Arthur has just returned home from defeating Mister Monday and taking control of the Key to the Lower House. He chose to return home as a mortal, appointing the Will as trustee, and saved everyone from the sleepy plague. Now, it's Tuesday morning, which means that the next denizen - Grim Tuesday - has some power in the Secondary Realms, which includes Arthur's home. The Will informs him of trouble in the House, and Grim Tuesday's servants are troubling Arthur's family in an attempt to take the first Key from him. Will Arthur be able to survive the Far Reaches and gain control of the second Key?

Listening to the audiobook confirmed for me that I prefer listening to this series. Allan Corduner's narration and interpretation of characters makes the story that much more interesting, the pace that much more exciting. I'd forgotten a lot of the details of the story, and enjoyed it just as much the second time around. Arthur just wants to be a regular boy, but he has a sense of right and wrong and what he must do for himself, his family, his friends, and his home. Suzy Turquoise Blue is funny and loyal and has an interesting back story in her own right. I'm looking forward to rereading - er, listening - to Drowned Wednesday, the next book in the series.

Monday, July 5, 2010

The Ladies of Grace Adieu

by Susanna Clarke
illustrated by Charles Vess
New York: Bloomsbury, 2006

The short story collection by the author of Jonathan Strange and Mr. Norrell is set in the same world as that novel. The "Introduction" by the "Director of Sidhe Studies, University of Aberdeen" gives the tales a pseudo-historical feel: either the tale itself is an alternate history, or illustrative of the legends of that world. The use of footnotes adds to the feeling of history or a literary collection used in "Sidhe Studies." This adds a layer of complexity and cleverness to the collection.

The stories themselves I found of varying interest. Some confused me, many seemed dark. These fairies are governed by ethics much different from humans' and their interactions in the human world generally cause trouble, whether intended or not. Personally, my favorite was "On Lickerish Hill," the story of a girl, Miranda, whose mother promises the man Miranda weds that she can spin five skeins of wool a day. I enjoyed recognizing the tale, though it was told in a style very different from what I would have expected. If you've been thinking of trying Jonathan Strange and Mr. Norrell, but were intimidated by the size, try this first to get a shorter introduction to Susanna Clarke's Faerie world.

Friday, July 2, 2010

The Cruelest Month

by Louise Penny
New York: St. Martin's Minotaur, 2008 (2007).

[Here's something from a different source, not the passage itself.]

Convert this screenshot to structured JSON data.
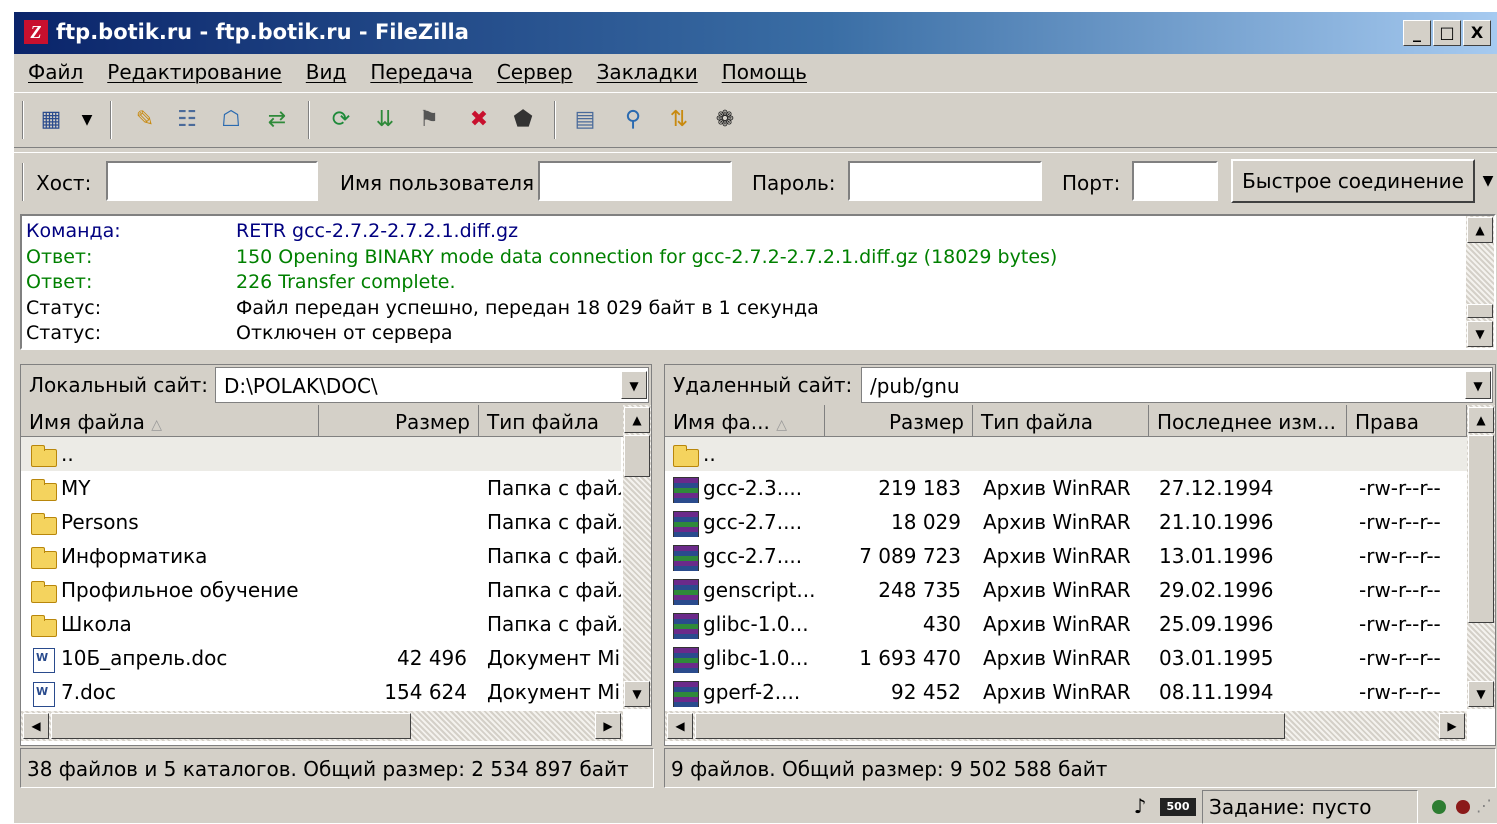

The third book in the Three Pines series promises to be different from the others from the very first page. As Easter approaches, the villagers are preparing for an Easter egg hunt, and a Good Friday seance that Gabri is going to spring on his unsuspecting guest, a psychic. The first seance breaks up rather lightly. Clara, Myrna, Monsieur Beliveau and the other participants decide to hold another at the old Hadley place because of the resident evil that seems to be in its very foundation. But when one of the participants in the second seance dies, Inspector Armand Gamache is called in to investigate.

I do not normally read books involving seances (too easily scared, I suppose), but I honestly think Louise Penny could get me to read almost anything in order to find out more about the wonderful people who live in Three Pines. Reading this series has kept me so riveted that I hardly know what to say when I've finished, except that I'm utterly satisfied. I love these characters, who seem very human to me because of the author's attention to human emotions - the best and the worst, what makes us noble and what drives us to kill. I can't recommend it highly enough.